Are you being truthful with yourself? When was the most recent occasion you actually logged off a website? If it's not part of your regular routine, it really should be. Today, let's delve into the topic of session hijacking.
So, what exactly is session hijacking? According to the reliable source, Wikipedia, it refers to the exploitation of a valid computer session or session key to gain unauthorized access to information or services in a computer system. To put it simply, it means stealing a magic cookie that verifies a user to a remote server.
Alright, let's break it down in simple terms. When you log into a website with your username and password, you're verified, and a small data file is stored with your verification information. This file, commonly known as a cookie, functions like those rubber wristbands you receive at hotels or events - it allows you to move around without repeatedly showing your ticket. So, every time you navigate through the website or add items to your shopping cart, the cookie is read and essentially says, "Yep, it's still her, she's legitimate."

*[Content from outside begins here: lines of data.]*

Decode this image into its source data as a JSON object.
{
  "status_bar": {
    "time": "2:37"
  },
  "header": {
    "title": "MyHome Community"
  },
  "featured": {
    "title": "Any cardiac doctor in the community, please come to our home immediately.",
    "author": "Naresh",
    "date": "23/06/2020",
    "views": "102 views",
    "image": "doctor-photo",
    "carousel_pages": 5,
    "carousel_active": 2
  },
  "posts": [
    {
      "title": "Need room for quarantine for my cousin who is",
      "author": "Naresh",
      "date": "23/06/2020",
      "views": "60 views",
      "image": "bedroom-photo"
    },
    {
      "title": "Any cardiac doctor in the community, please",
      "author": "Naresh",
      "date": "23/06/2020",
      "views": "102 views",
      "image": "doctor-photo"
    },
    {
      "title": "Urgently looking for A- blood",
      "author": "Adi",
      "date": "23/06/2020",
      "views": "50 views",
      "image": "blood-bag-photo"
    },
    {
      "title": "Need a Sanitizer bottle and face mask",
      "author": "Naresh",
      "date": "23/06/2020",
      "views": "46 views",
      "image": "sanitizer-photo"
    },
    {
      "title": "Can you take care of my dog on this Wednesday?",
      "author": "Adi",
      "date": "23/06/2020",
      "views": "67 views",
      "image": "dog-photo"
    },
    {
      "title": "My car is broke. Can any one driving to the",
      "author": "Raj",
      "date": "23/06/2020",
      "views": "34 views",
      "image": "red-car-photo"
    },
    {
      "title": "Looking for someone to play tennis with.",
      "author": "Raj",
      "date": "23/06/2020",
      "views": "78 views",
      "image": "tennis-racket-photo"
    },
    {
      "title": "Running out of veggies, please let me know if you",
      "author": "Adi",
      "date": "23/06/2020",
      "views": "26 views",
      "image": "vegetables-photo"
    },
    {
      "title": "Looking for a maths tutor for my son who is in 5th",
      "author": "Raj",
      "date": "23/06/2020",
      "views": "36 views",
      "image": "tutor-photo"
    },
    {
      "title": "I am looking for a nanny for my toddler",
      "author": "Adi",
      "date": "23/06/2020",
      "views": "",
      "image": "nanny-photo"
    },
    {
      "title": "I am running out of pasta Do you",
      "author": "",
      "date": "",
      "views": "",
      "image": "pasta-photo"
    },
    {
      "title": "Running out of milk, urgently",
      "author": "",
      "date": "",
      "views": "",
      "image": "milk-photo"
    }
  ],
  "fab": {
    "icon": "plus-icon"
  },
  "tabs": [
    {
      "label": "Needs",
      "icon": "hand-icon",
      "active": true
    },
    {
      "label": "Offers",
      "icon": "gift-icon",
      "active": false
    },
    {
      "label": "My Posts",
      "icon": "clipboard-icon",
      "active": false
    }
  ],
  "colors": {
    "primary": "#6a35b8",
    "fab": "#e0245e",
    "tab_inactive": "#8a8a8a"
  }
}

Sometimes cookies are set to automatically expire after a short period of time, but often they're not. If the cookie does expire, you'll have to log in again, and that can be a hassle for some users. From the vendor's perspective, as long as you have an active cookie, they can track your activities not only on their own website but also on other websites. This is why browsers often have multiple active session cookies at any given time. But why is this a problem?
Well, session hijacking is the issue. If you have a valid session cookie stored in your browser and you become a victim of cookie-stealing malware, someone else can use those stolen cookies to impersonate you.
Remember that recent LastPass breach? How did it happen? Similar to a recent breach of CircleCI, the intruder gained access through an employee's compromised laptop, which was infected with malware. This allowed them to steal session tokens used to keep the employee logged in to certain applications, even though their access was protected with two-factor authentication.
Ah! Here's a rare instance where even two-factor authentication can't fully protect you - if you have a valid session cookie after authenticating through 2FA.
So, how can you safeguard yourself?
It's actually quite simple: Log out of websites when you're finished! Yes, that's all there is to it. When you're ready to leave, simply click on "My Account" and scroll down to find the Log Out button. (Sometimes you may need to click on "Continue Shopping" first to locate it.)
If you want to take an additional step to protect your privacy, you can also clear your browser history and delete all those cookies before visiting another website. It only takes a couple of clicks, a few seconds, and once it becomes a habit, you'll do it without even thinking.